The following Q&A should allow you to answer those questions and, more importantly, educate workers (especially including union-represented workers) about their rights and responsibilities when there is a labor dispute at a mixed construction project.
Q: The unions have said they don’t have to “honor” a dual-gate system and that any picketing on the project means that the entire job is being picketed. Is that true?
A: This is not true. Under the NLRA, it is UNLAWFUL for a union to fail to properly honor a valid dual-gate system (for example, by picketing the gate designated for union contractors). If the union sets up its pickets at the “neutral” union gate, an Unfair Labor Charge can be filed and the NLRB will seek a federal court injunction to prevent the union from picketing the wrong gate.
Q: Isn’t it lawful for employees of union subcontractors to refuse to work while a picket is located at the project—even if there is a neutral gate for the union members to enter?

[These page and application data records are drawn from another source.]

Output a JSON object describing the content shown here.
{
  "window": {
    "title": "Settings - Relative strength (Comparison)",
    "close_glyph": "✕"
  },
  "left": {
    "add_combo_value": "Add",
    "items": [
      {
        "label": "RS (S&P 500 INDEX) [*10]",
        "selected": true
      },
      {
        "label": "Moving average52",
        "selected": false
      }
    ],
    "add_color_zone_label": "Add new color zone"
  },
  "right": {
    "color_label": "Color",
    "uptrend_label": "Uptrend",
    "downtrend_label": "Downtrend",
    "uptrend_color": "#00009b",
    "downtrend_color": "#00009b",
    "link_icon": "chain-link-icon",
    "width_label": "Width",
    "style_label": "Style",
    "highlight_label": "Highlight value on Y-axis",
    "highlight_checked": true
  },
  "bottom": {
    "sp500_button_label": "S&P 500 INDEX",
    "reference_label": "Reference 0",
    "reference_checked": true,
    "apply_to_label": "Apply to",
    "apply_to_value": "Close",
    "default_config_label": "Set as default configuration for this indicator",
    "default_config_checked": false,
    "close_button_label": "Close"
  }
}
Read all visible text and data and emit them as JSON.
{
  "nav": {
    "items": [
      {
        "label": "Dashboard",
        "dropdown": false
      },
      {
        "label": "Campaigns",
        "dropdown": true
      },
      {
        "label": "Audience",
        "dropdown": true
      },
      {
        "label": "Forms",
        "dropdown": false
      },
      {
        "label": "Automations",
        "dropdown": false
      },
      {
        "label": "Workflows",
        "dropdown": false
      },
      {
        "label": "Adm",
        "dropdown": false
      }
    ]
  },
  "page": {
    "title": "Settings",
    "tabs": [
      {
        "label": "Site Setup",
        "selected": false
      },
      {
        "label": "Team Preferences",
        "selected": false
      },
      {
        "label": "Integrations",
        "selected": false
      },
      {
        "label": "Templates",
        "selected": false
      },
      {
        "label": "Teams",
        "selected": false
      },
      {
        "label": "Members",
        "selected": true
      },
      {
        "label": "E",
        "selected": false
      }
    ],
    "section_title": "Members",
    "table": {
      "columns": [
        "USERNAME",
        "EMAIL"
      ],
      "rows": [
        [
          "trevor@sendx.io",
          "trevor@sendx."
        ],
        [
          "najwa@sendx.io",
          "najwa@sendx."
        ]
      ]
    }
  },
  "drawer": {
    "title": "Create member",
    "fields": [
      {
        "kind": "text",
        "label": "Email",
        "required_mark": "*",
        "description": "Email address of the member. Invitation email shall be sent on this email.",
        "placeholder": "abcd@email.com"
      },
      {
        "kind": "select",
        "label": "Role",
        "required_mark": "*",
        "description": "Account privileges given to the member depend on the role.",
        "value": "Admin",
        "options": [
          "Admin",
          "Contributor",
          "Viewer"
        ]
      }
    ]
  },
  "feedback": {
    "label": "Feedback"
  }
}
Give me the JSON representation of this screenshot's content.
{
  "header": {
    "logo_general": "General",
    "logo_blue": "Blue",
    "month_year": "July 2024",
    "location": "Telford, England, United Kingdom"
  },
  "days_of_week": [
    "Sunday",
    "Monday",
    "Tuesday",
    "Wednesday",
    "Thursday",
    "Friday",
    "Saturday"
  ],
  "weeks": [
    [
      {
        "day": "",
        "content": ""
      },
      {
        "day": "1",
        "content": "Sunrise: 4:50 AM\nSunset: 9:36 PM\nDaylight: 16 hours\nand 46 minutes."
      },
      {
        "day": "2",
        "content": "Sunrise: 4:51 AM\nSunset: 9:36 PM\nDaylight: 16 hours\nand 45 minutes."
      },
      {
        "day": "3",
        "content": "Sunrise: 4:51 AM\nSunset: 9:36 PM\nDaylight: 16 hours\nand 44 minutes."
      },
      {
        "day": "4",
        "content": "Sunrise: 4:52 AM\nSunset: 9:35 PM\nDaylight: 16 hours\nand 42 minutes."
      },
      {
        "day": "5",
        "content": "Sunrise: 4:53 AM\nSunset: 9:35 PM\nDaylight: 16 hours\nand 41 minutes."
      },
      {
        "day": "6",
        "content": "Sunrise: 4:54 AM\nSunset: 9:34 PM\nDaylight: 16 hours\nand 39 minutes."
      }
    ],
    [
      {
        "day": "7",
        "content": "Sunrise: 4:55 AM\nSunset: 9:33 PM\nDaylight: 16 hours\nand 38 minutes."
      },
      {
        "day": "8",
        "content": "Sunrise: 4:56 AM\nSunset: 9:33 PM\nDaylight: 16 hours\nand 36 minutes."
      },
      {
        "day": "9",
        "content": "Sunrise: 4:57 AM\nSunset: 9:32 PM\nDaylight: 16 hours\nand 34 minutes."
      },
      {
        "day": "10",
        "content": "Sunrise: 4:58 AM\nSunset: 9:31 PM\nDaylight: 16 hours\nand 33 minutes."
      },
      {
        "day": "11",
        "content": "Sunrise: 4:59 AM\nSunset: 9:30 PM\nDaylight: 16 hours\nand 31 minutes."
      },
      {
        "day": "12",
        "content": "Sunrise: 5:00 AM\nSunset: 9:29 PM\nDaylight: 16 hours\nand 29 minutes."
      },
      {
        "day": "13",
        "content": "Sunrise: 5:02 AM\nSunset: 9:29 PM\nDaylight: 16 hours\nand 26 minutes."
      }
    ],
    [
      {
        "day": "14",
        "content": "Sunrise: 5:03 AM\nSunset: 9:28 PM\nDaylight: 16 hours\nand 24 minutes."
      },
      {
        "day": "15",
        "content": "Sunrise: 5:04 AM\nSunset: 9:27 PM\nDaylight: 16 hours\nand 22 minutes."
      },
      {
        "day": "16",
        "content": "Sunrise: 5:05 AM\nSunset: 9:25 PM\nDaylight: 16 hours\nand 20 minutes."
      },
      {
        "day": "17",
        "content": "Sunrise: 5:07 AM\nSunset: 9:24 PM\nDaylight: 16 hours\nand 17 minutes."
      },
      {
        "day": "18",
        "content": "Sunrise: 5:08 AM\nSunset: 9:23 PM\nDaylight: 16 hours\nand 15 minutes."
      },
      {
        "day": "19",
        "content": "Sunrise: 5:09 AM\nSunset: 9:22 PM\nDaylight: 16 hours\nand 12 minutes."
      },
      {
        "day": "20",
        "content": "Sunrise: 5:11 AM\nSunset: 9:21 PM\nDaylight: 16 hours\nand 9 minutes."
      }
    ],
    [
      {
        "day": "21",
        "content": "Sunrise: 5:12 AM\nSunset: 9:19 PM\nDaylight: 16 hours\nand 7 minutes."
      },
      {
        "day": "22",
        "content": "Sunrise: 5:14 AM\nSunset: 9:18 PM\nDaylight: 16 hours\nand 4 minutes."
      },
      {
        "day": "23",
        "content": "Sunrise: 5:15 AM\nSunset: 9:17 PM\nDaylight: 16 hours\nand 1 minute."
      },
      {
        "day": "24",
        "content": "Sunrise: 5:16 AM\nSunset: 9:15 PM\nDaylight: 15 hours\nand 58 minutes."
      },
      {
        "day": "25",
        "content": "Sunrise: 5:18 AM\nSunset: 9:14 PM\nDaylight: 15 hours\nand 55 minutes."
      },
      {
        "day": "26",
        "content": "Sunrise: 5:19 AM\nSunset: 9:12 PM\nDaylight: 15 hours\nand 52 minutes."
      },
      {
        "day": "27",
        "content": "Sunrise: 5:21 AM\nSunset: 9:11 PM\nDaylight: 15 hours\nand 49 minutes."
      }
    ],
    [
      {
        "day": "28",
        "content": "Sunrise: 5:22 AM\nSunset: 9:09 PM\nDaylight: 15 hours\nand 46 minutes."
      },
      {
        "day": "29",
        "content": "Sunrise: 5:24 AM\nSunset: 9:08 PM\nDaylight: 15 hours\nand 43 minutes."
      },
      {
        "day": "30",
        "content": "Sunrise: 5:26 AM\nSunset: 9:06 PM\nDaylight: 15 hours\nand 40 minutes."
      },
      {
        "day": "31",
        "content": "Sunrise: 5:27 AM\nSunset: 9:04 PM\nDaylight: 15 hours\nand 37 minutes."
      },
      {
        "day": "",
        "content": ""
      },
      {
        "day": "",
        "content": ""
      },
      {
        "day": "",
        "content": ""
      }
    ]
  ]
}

A. NO. It is NOT a lawful work stoppage for a union tradesperson to refuse to enter through a neutral gate. Such actions are NOT protected under the NLRA. Union workers can be disciplined/fired for refusing to enter and work through a neutral gate.
Q: What if a union Business Agent instructs or encourages union workers to refuse to enter through, or work “behind,” a lawful, neutral gate?
A: It is UNLAWFUL for a union or its Business Agent to instruct or encourage any employee to refuse to enter a neutral gate, or to leave a jobsite and refuse to work when there is a neutral gate established for those employees.
Q: Can the union take away employees’ pensions or blackball them if they enter a neutral gate?
A: NO! This is a common tactic used by unions and Business Agents to threaten their own members with loss of pension or other sanctions if they enter through a neutral gate and work. Such statements are completely and entirely false and unlawful. A union cannot punish—and cannot threaten to punish—any employee who enters a neutral gate and works.
Q: If the union is “bannering” or hand-billing, isn’t that the same as picketing?
A: NO. If the union is bannering (using stationary signage or the inflatable rat) or handing out flyers to the public, without normal picketing, the NLRB currently says that is NOT a picket line. It is not a lawful work stoppage to refuse to work during bannering/leafletting and, just like the above, it is illegal for a union to threaten or take action against employees who work in those circumstances.
SmithAmundsen’s Labor & Employment Group serves as labor counsel to multiple construction industry associations and has particular experience in helping owners, developers, GC’s and contractors maintain labor harmony. Knowing the law and separating fact from fiction goes a long way in ensuring construction projects get done on time and on budget.